Extract every line of the material that holds the string "Barang".

*Records for processing*:
▼
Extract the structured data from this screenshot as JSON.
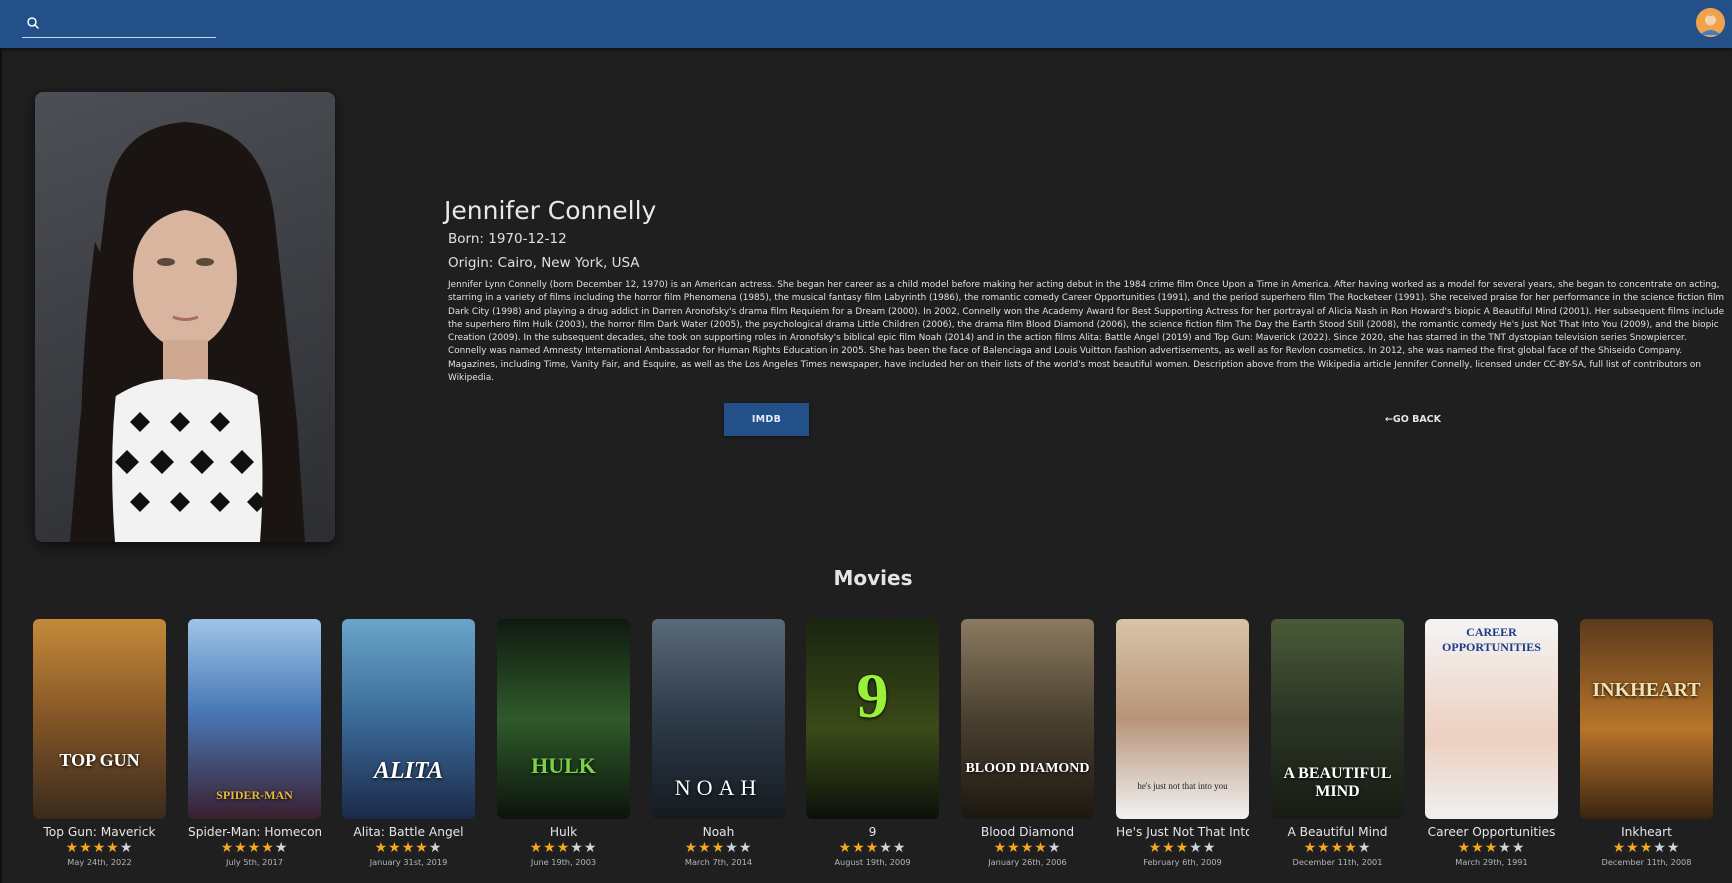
{
  "header": {
    "search_placeholder": "",
    "search_icon": "search-icon",
    "avatar_icon": "user-avatar-icon"
  },
  "actor": {
    "name": "Jennifer Connelly",
    "born": "Born: 1970-12-12",
    "origin": "Origin: Cairo, New York, USA",
    "bio": "Jennifer Lynn Connelly (born December 12, 1970) is an American actress. She began her career as a child model before making her acting debut in the 1984 crime film Once Upon a Time in America. After having worked as a model for several years, she began to concentrate on acting, starring in a variety of films including the horror film Phenomena (1985), the musical fantasy film Labyrinth (1986), the romantic comedy Career Opportunities (1991), and the period superhero film The Rocketeer (1991). She received praise for her performance in the science fiction film Dark City (1998) and playing a drug addict in Darren Aronofsky's drama film Requiem for a Dream (2000). In 2002, Connelly won the Academy Award for Best Supporting Actress for her portrayal of Alicia Nash in Ron Howard's biopic A Beautiful Mind (2001). Her subsequent films include the superhero film Hulk (2003), the horror film Dark Water (2005), the psychological drama Little Children (2006), the drama film Blood Diamond (2006), the science fiction film The Day the Earth Stood Still (2008), the romantic comedy He's Just Not That Into You (2009), and the biopic Creation (2009). In the subsequent decades, she took on supporting roles in Aronofsky's biblical epic film Noah (2014) and in the action films Alita: Battle Angel (2019) and Top Gun: Maverick (2022). Since 2020, she has starred in the TNT dystopian television series Snowpiercer. Connelly was named Amnesty International Ambassador for Human Rights Education in 2005. She has been the face of Balenciaga and Louis Vuitton fashion advertisements, as well as for Revlon cosmetics. In 2012, she was named the first global face of the Shiseido Company. Magazines, including Time, Vanity Fair, and Esquire, as well as the Los Angeles Times newspaper, have included her on their lists of the world's most beautiful women. Description above from the Wikipedia article Jennifer Connelly, licensed under CC-BY-SA, full list of contributors on Wikipedia."
  },
  "buttons": {
    "imdb": "IMDB",
    "back": "←GO BACK"
  },
  "movies_heading": "Movies",
  "colors": {
    "accent": "#24508a",
    "background": "#1f1f20",
    "star": "#f5a623"
  },
  "movies": [
    {
      "title": "Top Gun: Maverick",
      "poster_text": "TOP GUN",
      "rating": 4.5,
      "date": "May 24th, 2022"
    },
    {
      "title": "Spider-Man: Homecoming",
      "poster_text": "SPIDER-MAN",
      "rating": 4.5,
      "date": "July 5th, 2017"
    },
    {
      "title": "Alita: Battle Angel",
      "poster_text": "ALITA",
      "rating": 4.5,
      "date": "January 31st, 2019"
    },
    {
      "title": "Hulk",
      "poster_text": "HULK",
      "rating": 3,
      "date": "June 19th, 2003"
    },
    {
      "title": "Noah",
      "poster_text": "NOAH",
      "rating": 3,
      "date": "March 7th, 2014"
    },
    {
      "title": "9",
      "poster_text": "9",
      "rating": 3.5,
      "date": "August 19th, 2009"
    },
    {
      "title": "Blood Diamond",
      "poster_text": "BLOOD DIAMOND",
      "rating": 4.5,
      "date": "January 26th, 2006"
    },
    {
      "title": "He's Just Not That Into You",
      "poster_text": "he's just not that into you",
      "rating": 3,
      "date": "February 6th, 2009"
    },
    {
      "title": "A Beautiful Mind",
      "poster_text": "A BEAUTIFUL MIND",
      "rating": 4.5,
      "date": "December 11th, 2001"
    },
    {
      "title": "Career Opportunities",
      "poster_text": "CAREER OPPORTUNITIES",
      "rating": 3.5,
      "date": "March 29th, 1991"
    },
    {
      "title": "Inkheart",
      "poster_text": "INKHEART",
      "rating": 3,
      "date": "December 11th, 2008"
    }
  ]
}
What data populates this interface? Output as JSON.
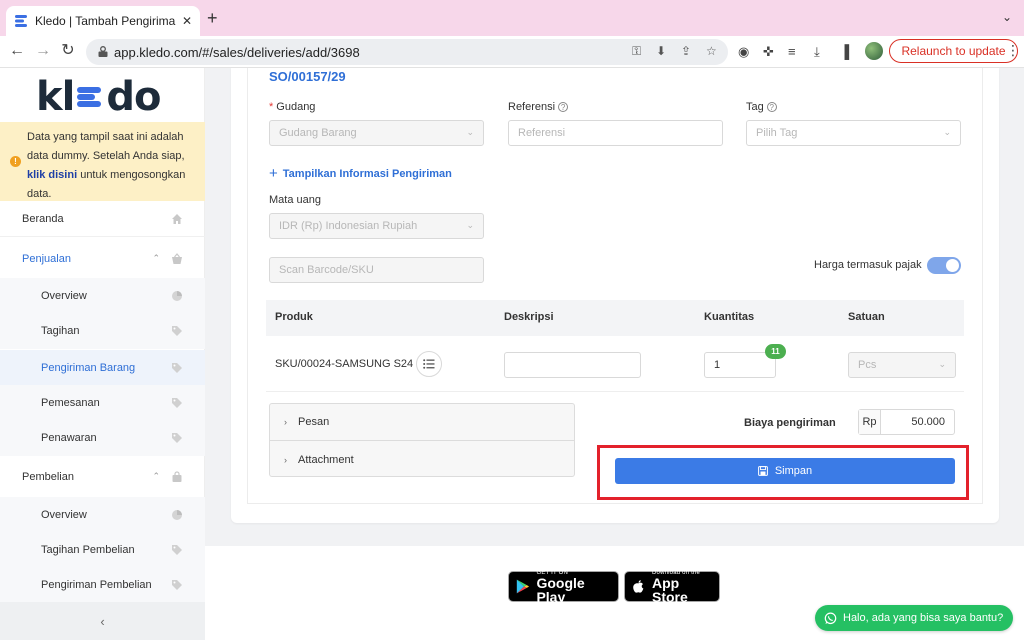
{
  "browser": {
    "tab_title": "Kledo | Tambah Pengiriman Barang",
    "url": "app.kledo.com/#/sales/deliveries/add/3698",
    "relaunch_label": "Relaunch to update"
  },
  "sidebar": {
    "logo": {
      "pre": "kl",
      "post": "do"
    },
    "notice": {
      "text_1": "Data yang tampil saat ini adalah data dummy. Setelah Anda siap, ",
      "link": "klik disini",
      "text_2": " untuk mengosongkan data."
    },
    "items": [
      {
        "label": "Beranda",
        "icon": "home-icon"
      },
      {
        "label": "Penjualan",
        "icon": "basket-icon"
      },
      {
        "label": "Overview",
        "icon": "pie-icon"
      },
      {
        "label": "Tagihan",
        "icon": "tag-icon"
      },
      {
        "label": "Pengiriman Barang",
        "icon": "tag-icon"
      },
      {
        "label": "Pemesanan",
        "icon": "tag-icon"
      },
      {
        "label": "Penawaran",
        "icon": "tag-icon"
      },
      {
        "label": "Pembelian",
        "icon": "bag-icon"
      },
      {
        "label": "Overview",
        "icon": "pie-icon"
      },
      {
        "label": "Tagihan Pembelian",
        "icon": "tag-icon"
      },
      {
        "label": "Pengiriman Pembelian",
        "icon": "tag-icon"
      }
    ],
    "collapse_glyph": "‹"
  },
  "form": {
    "so_number": "SO/00157/29",
    "gudang": {
      "label": "Gudang",
      "value": "Gudang Barang"
    },
    "referensi": {
      "label": "Referensi",
      "placeholder": "Referensi"
    },
    "tag": {
      "label": "Tag",
      "placeholder": "Pilih Tag"
    },
    "show_info": "Tampilkan Informasi Pengiriman",
    "currency": {
      "label": "Mata uang",
      "value": "IDR (Rp) Indonesian Rupiah"
    },
    "scan_placeholder": "Scan Barcode/SKU",
    "tax_inclusive": {
      "label": "Harga termasuk pajak",
      "on": true
    },
    "table": {
      "headers": [
        "Produk",
        "Deskripsi",
        "Kuantitas",
        "Satuan"
      ],
      "rows": [
        {
          "product": "SKU/00024-SAMSUNG S24",
          "description": "",
          "quantity": "1",
          "stock_badge": "11",
          "unit": "Pcs"
        }
      ]
    },
    "panels": [
      "Pesan",
      "Attachment"
    ],
    "shipping": {
      "label": "Biaya pengiriman",
      "prefix": "Rp",
      "value": "50.000"
    },
    "save_label": "Simpan"
  },
  "footer": {
    "google_play": {
      "small": "GET IT ON",
      "big": "Google Play"
    },
    "app_store": {
      "small": "Download on the",
      "big": "App Store"
    },
    "whatsapp": "Halo, ada yang bisa saya bantu?"
  },
  "colors": {
    "brand_blue": "#2f6fd6",
    "button_blue": "#3b7be6",
    "notice_bg": "#fdf0c6",
    "highlight_red": "#e3212b",
    "whatsapp_green": "#25c063"
  }
}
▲
*Solution for this task*:
    "tab_title": "Kledo | Tambah Pengiriman Barang",
        "label": "Pengiriman Barang",
      "value": "Gudang Barang"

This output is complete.